Have you ever dealt with unreasonable buyers who seemed totally clueless about their responsibilities in the transaction? Real estate professionals may share some of the blame in many of these cases. Almost all elements of successful buyer’s representation are traced back to a straightforward, informative, and honest buyer consultation period.
Here are a few important things you need to do in developing a productive business relationship with buyers.
1. Set the Right Tone
When it comes to getting a buyer’s representation agreement signed, language and culture can be important. Simplify the wording and explain that you are committing to them as well, by way of the agreement.
We suggest using the words “compensation” or “professional service fee” instead of “commission”, “written authorization” is an alternative to the word “contract,” which can have an oppressive tone.
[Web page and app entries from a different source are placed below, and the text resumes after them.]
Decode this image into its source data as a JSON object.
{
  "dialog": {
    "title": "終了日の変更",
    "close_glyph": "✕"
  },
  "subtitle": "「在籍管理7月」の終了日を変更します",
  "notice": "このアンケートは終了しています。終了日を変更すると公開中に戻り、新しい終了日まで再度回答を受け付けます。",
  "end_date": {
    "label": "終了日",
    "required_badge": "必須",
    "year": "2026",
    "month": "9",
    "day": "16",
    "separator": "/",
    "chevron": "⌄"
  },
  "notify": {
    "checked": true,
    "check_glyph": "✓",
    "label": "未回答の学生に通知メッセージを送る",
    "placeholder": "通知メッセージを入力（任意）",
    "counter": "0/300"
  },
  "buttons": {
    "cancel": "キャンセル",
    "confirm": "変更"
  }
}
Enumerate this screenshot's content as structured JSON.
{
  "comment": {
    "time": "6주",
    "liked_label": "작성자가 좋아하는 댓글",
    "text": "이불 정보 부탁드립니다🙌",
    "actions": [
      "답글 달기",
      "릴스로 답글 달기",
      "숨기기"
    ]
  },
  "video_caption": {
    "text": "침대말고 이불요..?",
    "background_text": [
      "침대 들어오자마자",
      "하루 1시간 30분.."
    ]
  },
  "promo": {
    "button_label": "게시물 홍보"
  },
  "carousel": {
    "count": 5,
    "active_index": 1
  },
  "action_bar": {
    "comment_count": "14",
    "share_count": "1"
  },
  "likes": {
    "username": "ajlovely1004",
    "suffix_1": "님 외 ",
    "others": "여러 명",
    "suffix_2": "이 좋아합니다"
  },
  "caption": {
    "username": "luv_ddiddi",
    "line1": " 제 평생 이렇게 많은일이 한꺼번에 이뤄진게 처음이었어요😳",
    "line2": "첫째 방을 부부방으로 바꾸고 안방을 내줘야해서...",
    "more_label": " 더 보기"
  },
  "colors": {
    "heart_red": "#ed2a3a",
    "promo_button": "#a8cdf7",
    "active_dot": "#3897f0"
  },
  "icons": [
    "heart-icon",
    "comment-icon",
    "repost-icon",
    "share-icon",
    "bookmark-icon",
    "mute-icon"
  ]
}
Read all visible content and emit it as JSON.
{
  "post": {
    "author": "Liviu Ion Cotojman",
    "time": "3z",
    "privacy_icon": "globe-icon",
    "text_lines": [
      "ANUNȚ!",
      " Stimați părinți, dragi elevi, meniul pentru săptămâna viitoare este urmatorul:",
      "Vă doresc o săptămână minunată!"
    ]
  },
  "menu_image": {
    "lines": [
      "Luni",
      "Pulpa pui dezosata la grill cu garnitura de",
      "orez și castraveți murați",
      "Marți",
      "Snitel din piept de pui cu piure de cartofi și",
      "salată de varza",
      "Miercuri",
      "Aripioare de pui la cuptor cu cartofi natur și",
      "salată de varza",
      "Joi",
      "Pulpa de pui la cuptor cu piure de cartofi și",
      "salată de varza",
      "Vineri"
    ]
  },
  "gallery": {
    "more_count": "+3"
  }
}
Allowing clients take the wheel when preparing to sign the paperwork. Ask them to fill out the agreement and deliver it in a way in which the client feels comfortable like they’re taking control of their own document.
2. Make an Emotional Connection
Figure out how to build rapport with potential clients using personality types. The analytical buyer needs to know that you know your stuff. The amiable buyer needs to know that you care about them.
Buyer’s reps should not be tempted to dress down with people they know. Proper business attire makes it easier for family and friends to separate out an agent’s professional persona. The consultation period is also a good time to get to know what the buyer is looking for on a deeper level.
3. Show Your Value
Explain the whole home buying process and how a buyer’s rep fits into it. It’s something real estate professionals routinely do on the selling side. Start putting your value proposition in front of the buyers in the same way that you put your value proposition in front of the sellers. Many buyers use online search to find the homes they want, which is why the consultation is a great time to show exactly why they still need you.
4. Anticipate Objections
Even if you follow a professional real estate’s advice note for note, you would have to be ready to field some common objections. Honesty and professionalism is a great response to a potential client’s unwillingness to sign an exclusive agreement.
Sharing the Code of Ethics can help handle objections. The emphasis on signed agreements can be a powerful ally in the argument for exclusive buyer’s agreements.